### Introduction to Empirical Probability

An empirical probability (also called experimental probability) is calculated by collecting data from past trials of the experiments. The experimental probability obtained is used to predict the future likelihood of the event occurring.

## Table of Contents

### Formula and Examples Empirical/ Experimental Probability

To calculate an empirical/ experimental probability, one can use the formula

$$P(A)=\frac{\text{Number of trials in which $A$ occurs} }{$\text{Total number of trials}}$$

**Coin Flip**: Let us flip a coin 200 times and get heads 105 times. The empirical probability of getting heads is $\frac{105}{200} = 0.525%, or 52.5%.**Weather Prediction:**Let you track the weather for a month and see that it rained 12 out of 30 days. The empirical probability of rain on a given day that month is $\frac{12}{30} = 0.4$ or 40%.**Plant Growth:**Let you plant 50 seeds and 35 sprout into seedlings. The experimental probability of a seed sprouting is $\frac{35}{50} = 0.70$ or 70%.**Board Game:**Suppose you play a new board game 10 times and win 6 times. The empirical probability of winning the game is $\frac{6}{10} = 0.6$ or 60%.**Customer Preferences:**In a survey of 100 customers, 80 prefer chocolate chip cookies over oatmeal raisins. The empirical probability of a customer preferring chocolate chip cookies is $\frac{80}{100} = 0.80$ or 80%.**Basketball Game:**A basketball player practices free throws and makes 18 out of 25 attempts. The experimental probability of the player making their next free throw is $\frac{18}{25} = 0.72$ or 72%.

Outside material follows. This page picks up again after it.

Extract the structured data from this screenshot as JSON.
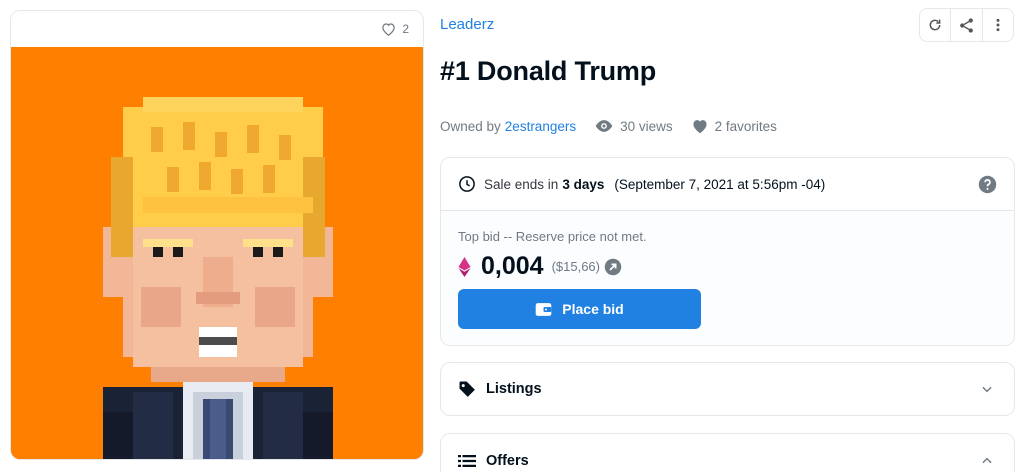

### Empirical Probability From Frequency Tables

A frequency table calculates the probability that a certain data value falls into any data group or class. Consider the frequency table of examination scores in a certain class.

Class | Frequency ($f$) | $frf$ |
---|---|---|

40 – 49 | 1 | $\frac{1}{20}=0.05$ |

50 – 59 | 2 | $\frac{1}{20}=0.10$ |

60 – 69 | 3 | $\frac{3}{20}=0.15$ |

70 – 79 | 4 | $\frac{4}{20}=0.20$ |

80 – 89 | 6 | $\frac{6}{20}=0.30$ |

90 – 99 | 4 | $\frac{4}{20}=0.20$ |

Let event $A$ be the event that a student scores between 90 and 99 on the exam, then

$$P(A) = \frac{\text{Number of students scoring 90-99}}{\text{Total number of students}} = \frac{4}{20} = 0.20$$

Notice that $P(A)$ is the relative frequency of the class 90-99.

### Key Points Empirical/ Experimental Probability

- It is based on actual data, not theoretical models.
- It is a good approach when the data is from similar events in the past.
- The more data you have, the more accurate the estimate will be.
- It is not always perfect, as past results do not guarantee future outcomes.

### Limitations Empirical/ Experimental Probability

- It can be time-consuming and expensive to collect enough data.
- It may not be representative of the future, especially if the underlying conditions change.

### FAQS about Empirical/ Experimental Probability

- Define empirical probability.
- How one can compute empirical probability, write the formula of empirical probability.
- Give real-life examples of empirical/ experimental probability.
- What are the limitations of empirical/ experimental probability?
- How does empirical/ experimental probability resemble with frequency distribution, explain.